*Your task*:
Count every line in the data below that includes "down", and give only the result.

*Available data*:

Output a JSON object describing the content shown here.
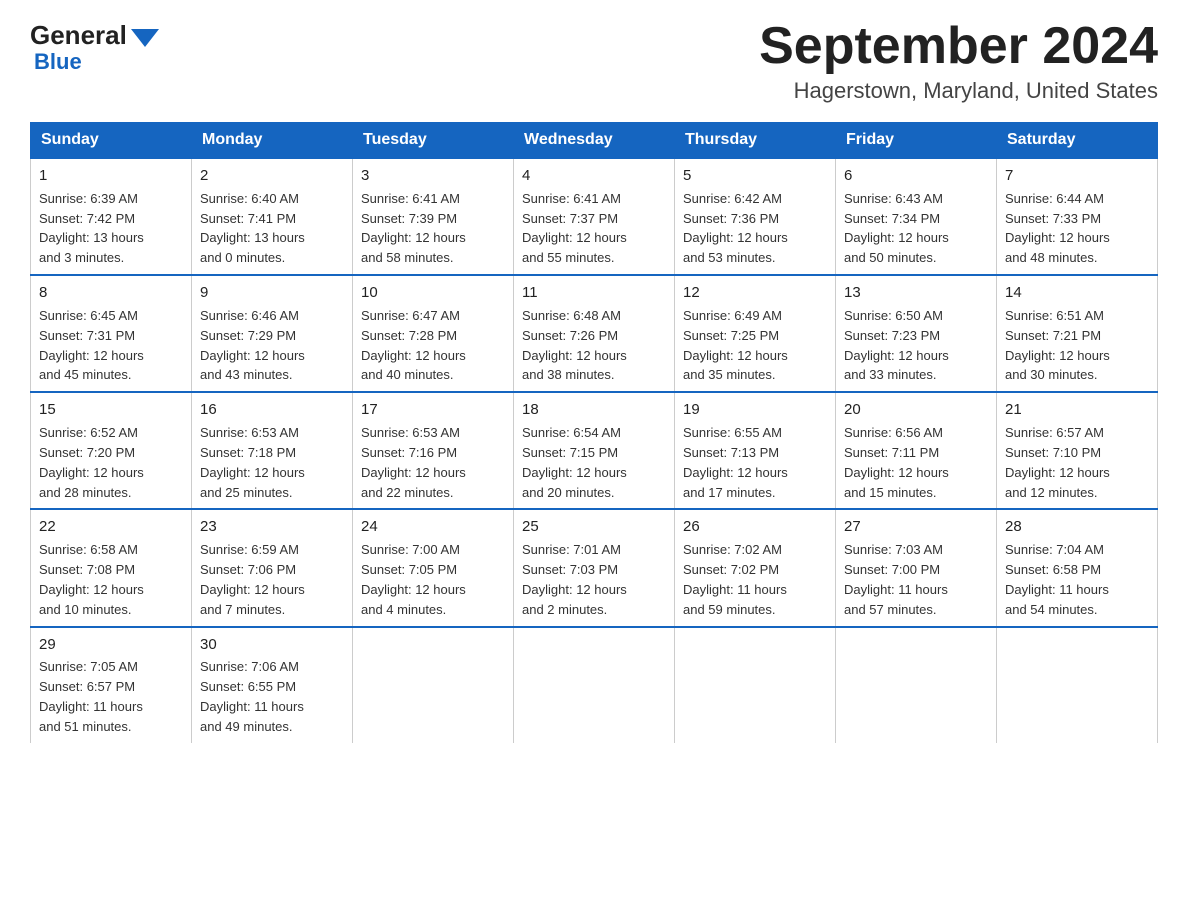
{
  "logo": {
    "general": "General",
    "blue": "Blue"
  },
  "header": {
    "month": "September 2024",
    "location": "Hagerstown, Maryland, United States"
  },
  "weekdays": [
    "Sunday",
    "Monday",
    "Tuesday",
    "Wednesday",
    "Thursday",
    "Friday",
    "Saturday"
  ],
  "weeks": [
    [
      {
        "day": "1",
        "sunrise": "6:39 AM",
        "sunset": "7:42 PM",
        "daylight": "13 hours and 3 minutes."
      },
      {
        "day": "2",
        "sunrise": "6:40 AM",
        "sunset": "7:41 PM",
        "daylight": "13 hours and 0 minutes."
      },
      {
        "day": "3",
        "sunrise": "6:41 AM",
        "sunset": "7:39 PM",
        "daylight": "12 hours and 58 minutes."
      },
      {
        "day": "4",
        "sunrise": "6:41 AM",
        "sunset": "7:37 PM",
        "daylight": "12 hours and 55 minutes."
      },
      {
        "day": "5",
        "sunrise": "6:42 AM",
        "sunset": "7:36 PM",
        "daylight": "12 hours and 53 minutes."
      },
      {
        "day": "6",
        "sunrise": "6:43 AM",
        "sunset": "7:34 PM",
        "daylight": "12 hours and 50 minutes."
      },
      {
        "day": "7",
        "sunrise": "6:44 AM",
        "sunset": "7:33 PM",
        "daylight": "12 hours and 48 minutes."
      }
    ],
    [
      {
        "day": "8",
        "sunrise": "6:45 AM",
        "sunset": "7:31 PM",
        "daylight": "12 hours and 45 minutes."
      },
      {
        "day": "9",
        "sunrise": "6:46 AM",
        "sunset": "7:29 PM",
        "daylight": "12 hours and 43 minutes."
      },
      {
        "day": "10",
        "sunrise": "6:47 AM",
        "sunset": "7:28 PM",
        "daylight": "12 hours and 40 minutes."
      },
      {
        "day": "11",
        "sunrise": "6:48 AM",
        "sunset": "7:26 PM",
        "daylight": "12 hours and 38 minutes."
      },
      {
        "day": "12",
        "sunrise": "6:49 AM",
        "sunset": "7:25 PM",
        "daylight": "12 hours and 35 minutes."
      },
      {
        "day": "13",
        "sunrise": "6:50 AM",
        "sunset": "7:23 PM",
        "daylight": "12 hours and 33 minutes."
      },
      {
        "day": "14",
        "sunrise": "6:51 AM",
        "sunset": "7:21 PM",
        "daylight": "12 hours and 30 minutes."
      }
    ],
    [
      {
        "day": "15",
        "sunrise": "6:52 AM",
        "sunset": "7:20 PM",
        "daylight": "12 hours and 28 minutes."
      },
      {
        "day": "16",
        "sunrise": "6:53 AM",
        "sunset": "7:18 PM",
        "daylight": "12 hours and 25 minutes."
      },
      {
        "day": "17",
        "sunrise": "6:53 AM",
        "sunset": "7:16 PM",
        "daylight": "12 hours and 22 minutes."
      },
      {
        "day": "18",
        "sunrise": "6:54 AM",
        "sunset": "7:15 PM",
        "daylight": "12 hours and 20 minutes."
      },
      {
        "day": "19",
        "sunrise": "6:55 AM",
        "sunset": "7:13 PM",
        "daylight": "12 hours and 17 minutes."
      },
      {
        "day": "20",
        "sunrise": "6:56 AM",
        "sunset": "7:11 PM",
        "daylight": "12 hours and 15 minutes."
      },
      {
        "day": "21",
        "sunrise": "6:57 AM",
        "sunset": "7:10 PM",
        "daylight": "12 hours and 12 minutes."
      }
    ],
    [
      {
        "day": "22",
        "sunrise": "6:58 AM",
        "sunset": "7:08 PM",
        "daylight": "12 hours and 10 minutes."
      },
      {
        "day": "23",
        "sunrise": "6:59 AM",
        "sunset": "7:06 PM",
        "daylight": "12 hours and 7 minutes."
      },
      {
        "day": "24",
        "sunrise": "7:00 AM",
        "sunset": "7:05 PM",
        "daylight": "12 hours and 4 minutes."
      },
      {
        "day": "25",
        "sunrise": "7:01 AM",
        "sunset": "7:03 PM",
        "daylight": "12 hours and 2 minutes."
      },
      {
        "day": "26",
        "sunrise": "7:02 AM",
        "sunset": "7:02 PM",
        "daylight": "11 hours and 59 minutes."
      },
      {
        "day": "27",
        "sunrise": "7:03 AM",
        "sunset": "7:00 PM",
        "daylight": "11 hours and 57 minutes."
      },
      {
        "day": "28",
        "sunrise": "7:04 AM",
        "sunset": "6:58 PM",
        "daylight": "11 hours and 54 minutes."
      }
    ],
    [
      {
        "day": "29",
        "sunrise": "7:05 AM",
        "sunset": "6:57 PM",
        "daylight": "11 hours and 51 minutes."
      },
      {
        "day": "30",
        "sunrise": "7:06 AM",
        "sunset": "6:55 PM",
        "daylight": "11 hours and 49 minutes."
      },
      null,
      null,
      null,
      null,
      null
    ]
  ],
  "labels": {
    "sunrise": "Sunrise: ",
    "sunset": "Sunset: ",
    "daylight": "Daylight: "
  }
}
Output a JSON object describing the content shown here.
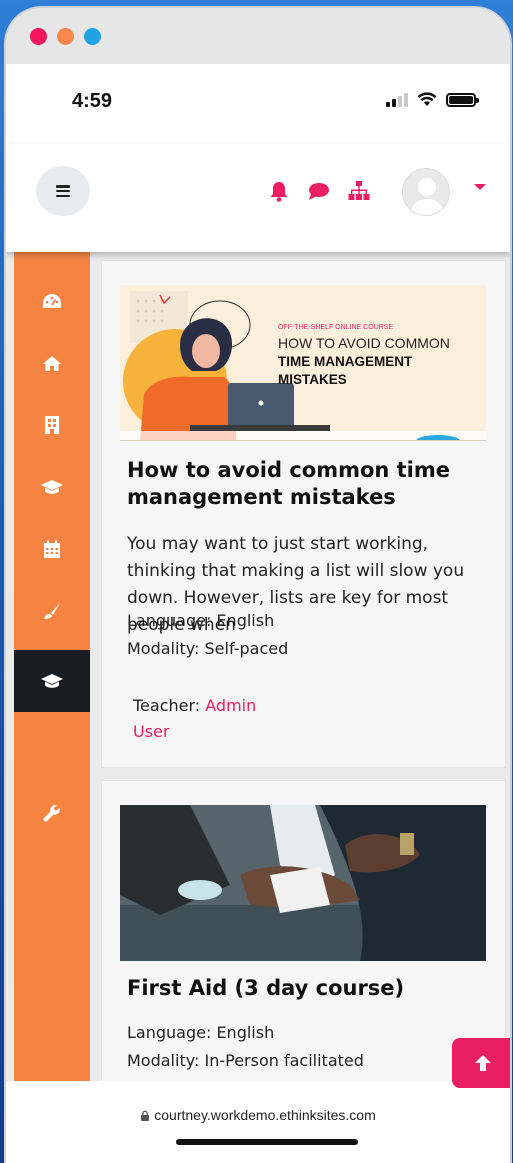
{
  "window": {
    "dots": [
      "red",
      "orange",
      "blue"
    ]
  },
  "status": {
    "time": "4:59"
  },
  "header": {
    "icons": [
      "menu-icon",
      "bell-icon",
      "chat-icon",
      "sitemap-icon",
      "avatar-icon",
      "caret-down-icon"
    ],
    "accent": "#e91e63"
  },
  "sidebar": {
    "color": "#f58443",
    "items": [
      "dashboard-icon",
      "home-icon",
      "building-icon",
      "graduation-cap-icon",
      "calendar-icon",
      "brush-icon",
      "graduation-cap-icon",
      "wrench-icon"
    ],
    "active_index": 6
  },
  "courses": [
    {
      "banner": {
        "kicker": "OFF-THE-SHELF ONLINE COURSE",
        "line1": "HOW TO AVOID COMMON",
        "line2": "TIME MANAGEMENT",
        "line3": "MISTAKES"
      },
      "title": "How to avoid common time management mistakes",
      "description": "You may want to just start working, thinking that making a list will slow you down. However, lists are key for most people when",
      "language": "Language: English",
      "modality": "Modality: Self-paced",
      "teacher_label": "Teacher: ",
      "teacher_name": "Admin User"
    },
    {
      "title": "First Aid (3 day course)",
      "language": "Language: English",
      "modality": "Modality: In-Person facilitated"
    }
  ],
  "browser": {
    "url": "courtney.workdemo.ethinksites.com"
  }
}
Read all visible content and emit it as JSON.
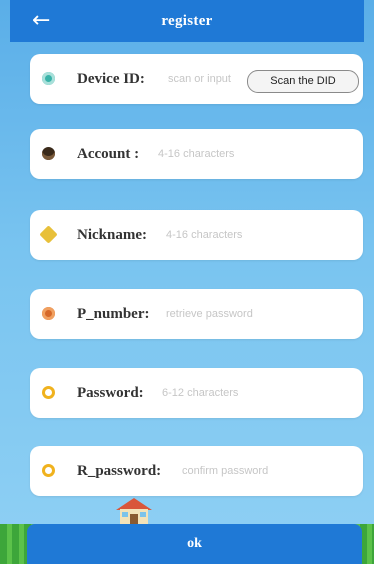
{
  "header": {
    "title": "register",
    "back_icon": "arrow-left-icon",
    "background": "#1f79d6"
  },
  "form": {
    "device_id": {
      "label": "Device ID:",
      "placeholder": "scan or input",
      "icon": "device-icon",
      "icon_color": "#39b2a8",
      "scan_button": "Scan the DID"
    },
    "account": {
      "label": "Account :",
      "placeholder": "4-16 characters",
      "icon": "account-icon",
      "icon_color": "#3a2a1a"
    },
    "nickname": {
      "label": "Nickname:",
      "placeholder": "4-16 characters",
      "icon": "nickname-icon",
      "icon_color": "#e8c03a"
    },
    "phone": {
      "label": "P_number:",
      "placeholder": "retrieve password",
      "icon": "phone-icon",
      "icon_color": "#d6692a"
    },
    "password": {
      "label": "Password:",
      "placeholder": "6-12 characters",
      "icon": "lock-icon",
      "icon_color": "#f0b21e"
    },
    "repeat_password": {
      "label": "R_password:",
      "placeholder": "confirm password",
      "icon": "lock-icon",
      "icon_color": "#f0b21e"
    }
  },
  "footer": {
    "ok_label": "ok",
    "ok_color": "#1f79d6",
    "decoration": "house-icon"
  }
}
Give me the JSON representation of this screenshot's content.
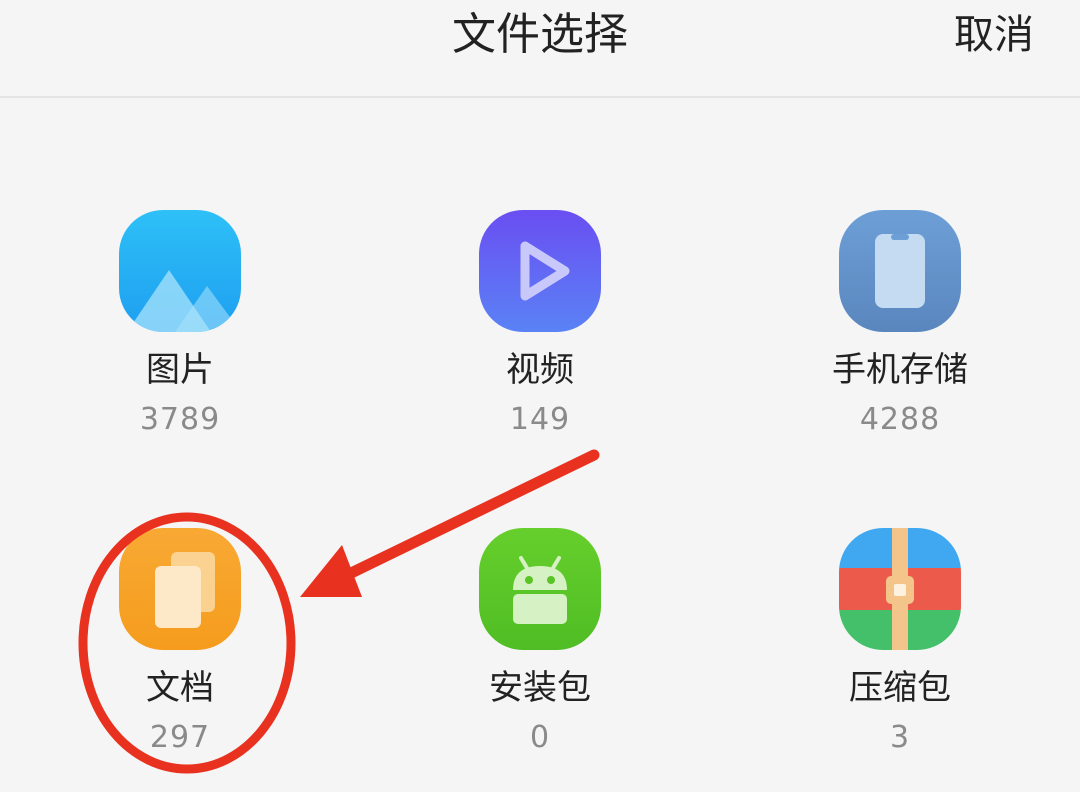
{
  "header": {
    "title": "文件选择",
    "cancel_label": "取消"
  },
  "categories": [
    {
      "label": "图片",
      "count": "3789",
      "icon": "images-icon",
      "color": "#29b6f6"
    },
    {
      "label": "视频",
      "count": "149",
      "icon": "video-play-icon",
      "color": "#6a5cf0"
    },
    {
      "label": "手机存储",
      "count": "4288",
      "icon": "phone-storage-icon",
      "color": "#5b8fc7"
    },
    {
      "label": "文档",
      "count": "297",
      "icon": "documents-icon",
      "color": "#f6a623"
    },
    {
      "label": "安装包",
      "count": "0",
      "icon": "android-apk-icon",
      "color": "#5cc82b"
    },
    {
      "label": "压缩包",
      "count": "3",
      "icon": "zip-archive-icon",
      "color": "#ec5a4b"
    }
  ],
  "annotation": {
    "highlight_color": "#e8321f",
    "highlighted_item": "文档"
  }
}
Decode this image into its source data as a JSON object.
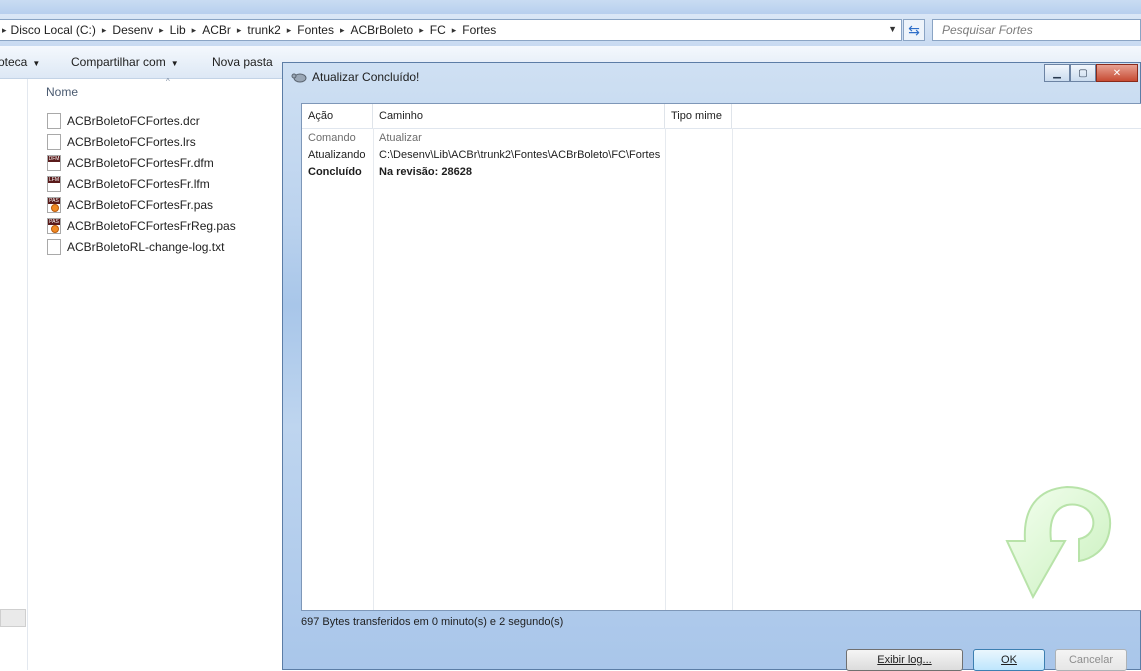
{
  "explorer": {
    "breadcrumb": [
      "Disco Local (C:)",
      "Desenv",
      "Lib",
      "ACBr",
      "trunk2",
      "Fontes",
      "ACBrBoleto",
      "FC",
      "Fortes"
    ],
    "search_placeholder": "Pesquisar Fortes",
    "toolbar": {
      "library_label": "oteca",
      "share_label": "Compartilhar com",
      "new_folder_label": "Nova pasta"
    },
    "column_name": "Nome",
    "files": [
      {
        "name": "ACBrBoletoFCFortes.dcr",
        "icon": "blank-doc-icon"
      },
      {
        "name": "ACBrBoletoFCFortes.lrs",
        "icon": "blank-doc-icon"
      },
      {
        "name": "ACBrBoletoFCFortesFr.dfm",
        "icon": "dfm-file-icon",
        "badge": "DFM"
      },
      {
        "name": "ACBrBoletoFCFortesFr.lfm",
        "icon": "lfm-file-icon",
        "badge": "LFM"
      },
      {
        "name": "ACBrBoletoFCFortesFr.pas",
        "icon": "pas-file-icon",
        "badge": "PAS"
      },
      {
        "name": "ACBrBoletoFCFortesFrReg.pas",
        "icon": "pas-file-icon",
        "badge": "PAS"
      },
      {
        "name": "ACBrBoletoRL-change-log.txt",
        "icon": "text-file-icon"
      }
    ]
  },
  "dialog": {
    "title": "Atualizar Concluído!",
    "columns": [
      "Ação",
      "Caminho",
      "Tipo mime"
    ],
    "rows": [
      {
        "action": "Comando",
        "path": "Atualizar",
        "style": "gray"
      },
      {
        "action": "Atualizando",
        "path": "C:\\Desenv\\Lib\\ACBr\\trunk2\\Fontes\\ACBrBoleto\\FC\\Fortes",
        "style": "normal"
      },
      {
        "action": "Concluído",
        "path": "Na revisão: 28628",
        "style": "bold"
      }
    ],
    "status": "697 Bytes transferidos em 0 minuto(s) e 2 segundo(s)",
    "buttons": {
      "log": "Exibir log...",
      "ok": "OK",
      "cancel": "Cancelar"
    },
    "update_icon": "green-curved-arrow-icon"
  }
}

*Result*:
2